 I can usually apply several layers of glazes before the surface of the paper becomes disturbed and I begin picking up the underlying color. Then I’m ready to move to my third and final technique.

Dry brush dry brush technique gives my flesh tones their soft, smooth look. I use small, delicate, transparent strokes of almost pure color to create a rich, vibrant appearance. I’m very particular in my brush choice for this technique: I use a Winsor 86 Newton series 7, round No. 2 sable. Still working transparently and testing my color as I did when applying glazes, I load my brush with color, pat out the moisture with a paper towel, and begin to hatch very delicate lines. Although these lines tend to blend, once you become familiar with this technique, you can control it almost as if you were working with a pencil. Often, I rework areas of the face by applying clean water with a round sable and using a tissue to gently lift color. I then correct the area with glazes and/or drybrush. Similarly, I can also rework edges to be harder or softer.
 With the combination of these techniques, any flaws in my Washes or glazes disappear. I’m Very careful not to overwork my portraits. If you Work layer upon layer areas can become opaque, and you’ll lose that Wonderful transparent glow When I look at the painting and say to myself, “there’s nothing I can do to make it better,” the painting’s complete.

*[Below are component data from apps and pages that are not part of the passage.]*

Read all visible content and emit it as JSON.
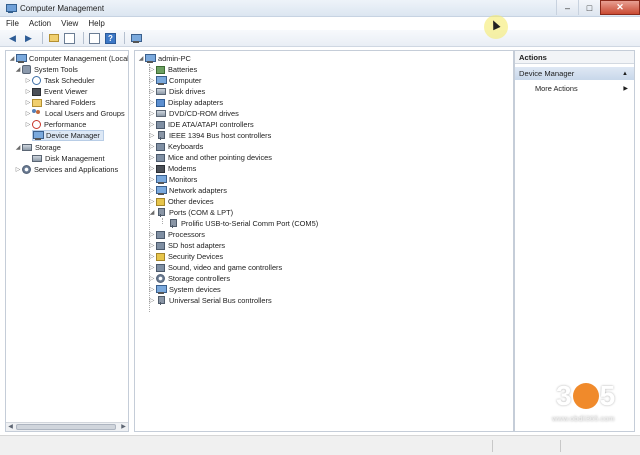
{
  "window": {
    "title": "Computer Management",
    "controls": {
      "minimize": "–",
      "maximize": "□",
      "close": "✕"
    }
  },
  "menubar": {
    "items": [
      "File",
      "Action",
      "View",
      "Help"
    ]
  },
  "toolbar": {
    "icons": [
      "back-icon",
      "forward-icon",
      "up-folder-icon",
      "show-hide-tree-icon",
      "properties-icon",
      "help-icon",
      "device-scan-icon"
    ],
    "help_glyph": "?"
  },
  "left_tree": {
    "root": "Computer Management (Local",
    "system_tools": "System Tools",
    "task_scheduler": "Task Scheduler",
    "event_viewer": "Event Viewer",
    "shared_folders": "Shared Folders",
    "local_users": "Local Users and Groups",
    "performance": "Performance",
    "device_manager": "Device Manager",
    "storage": "Storage",
    "disk_management": "Disk Management",
    "services": "Services and Applications"
  },
  "device_tree": {
    "root": "admin-PC",
    "categories": [
      "Batteries",
      "Computer",
      "Disk drives",
      "Display adapters",
      "DVD/CD-ROM drives",
      "IDE ATA/ATAPI controllers",
      "IEEE 1394 Bus host controllers",
      "Keyboards",
      "Mice and other pointing devices",
      "Modems",
      "Monitors",
      "Network adapters",
      "Other devices",
      "Ports (COM & LPT)",
      "Prolific USB-to-Serial Comm Port (COM5)",
      "Processors",
      "SD host adapters",
      "Security Devices",
      "Sound, video and game controllers",
      "Storage controllers",
      "System devices",
      "Universal Serial Bus controllers"
    ]
  },
  "actions_pane": {
    "header": "Actions",
    "selected": "Device Manager",
    "more": "More Actions"
  },
  "watermark": {
    "digit1": "3",
    "digit2": "5",
    "url": "www.obdii365.com",
    "accent": "#f08a2b"
  }
}
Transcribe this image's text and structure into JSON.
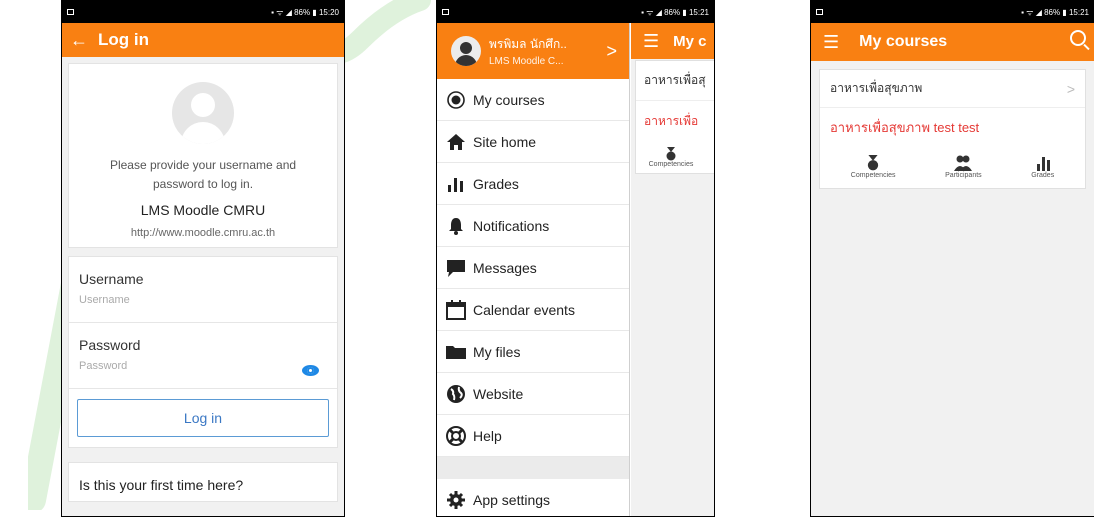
{
  "screen1": {
    "status_time": "15:20",
    "status_battery": "86%",
    "title": "Log in",
    "site_description": "Please provide your username and password to log in.",
    "site_name": "LMS Moodle CMRU",
    "site_url": "http://www.moodle.cmru.ac.th",
    "username_label": "Username",
    "username_placeholder": "Username",
    "password_label": "Password",
    "password_placeholder": "Password",
    "login_button": "Log in",
    "first_time_text": "Is this your first time here?"
  },
  "screen2": {
    "status_time": "15:21",
    "status_battery": "86%",
    "user_name": "พรพิมล นักศึก..",
    "user_site": "LMS Moodle C...",
    "menu_items": [
      {
        "label": "My courses",
        "icon": "radio-icon"
      },
      {
        "label": "Site home",
        "icon": "home-icon"
      },
      {
        "label": "Grades",
        "icon": "grades-icon"
      },
      {
        "label": "Notifications",
        "icon": "bell-icon"
      },
      {
        "label": "Messages",
        "icon": "chat-icon"
      },
      {
        "label": "Calendar events",
        "icon": "calendar-icon"
      },
      {
        "label": "My files",
        "icon": "folder-icon"
      },
      {
        "label": "Website",
        "icon": "globe-icon"
      },
      {
        "label": "Help",
        "icon": "lifebuoy-icon"
      }
    ],
    "settings_label": "App settings",
    "pane_title": "My c",
    "course1": "อาหารเพื่อสุ",
    "course2": "อาหารเพื่อ",
    "competencies": "Competencies"
  },
  "screen3": {
    "status_time": "15:21",
    "status_battery": "86%",
    "title": "My courses",
    "course1": "อาหารเพื่อสุขภาพ",
    "course2": "อาหารเพื่อสุขภาพ test test",
    "actions": [
      "Competencies",
      "Participants",
      "Grades"
    ]
  },
  "colors": {
    "brand_orange": "#f98012",
    "link_blue": "#3b78c4",
    "course_red": "#e53935"
  }
}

 My approach to Watercolor portraits requires patience and Work. But it’s Worth it. By using the three key techniques, you can create luminous flesh tones that both defy the usual look of Watercolor and captivate viewers.

About-The-Artist W. McCormack received his art training at the du Cret School of the Arts in Plainfield, New Jersey. He's currently a portrait instructor at that school, as well as two other New Jersey institutions: The New Jersey Center for Visual Arts (Summit) and Somerset Art Association (Bedminster). 
McCormack is a member of the Hudson Valley Art Association, the New jersey Watercolor Society and Allied Artists of America. 
His paintings have won many awards in juried exhibitions.
McCorrnack is represented by Portraits Inc. (New York City) and Swain Galleries (Plainfeld, New Jersey). His work also appears in Splash VI (North Light Books).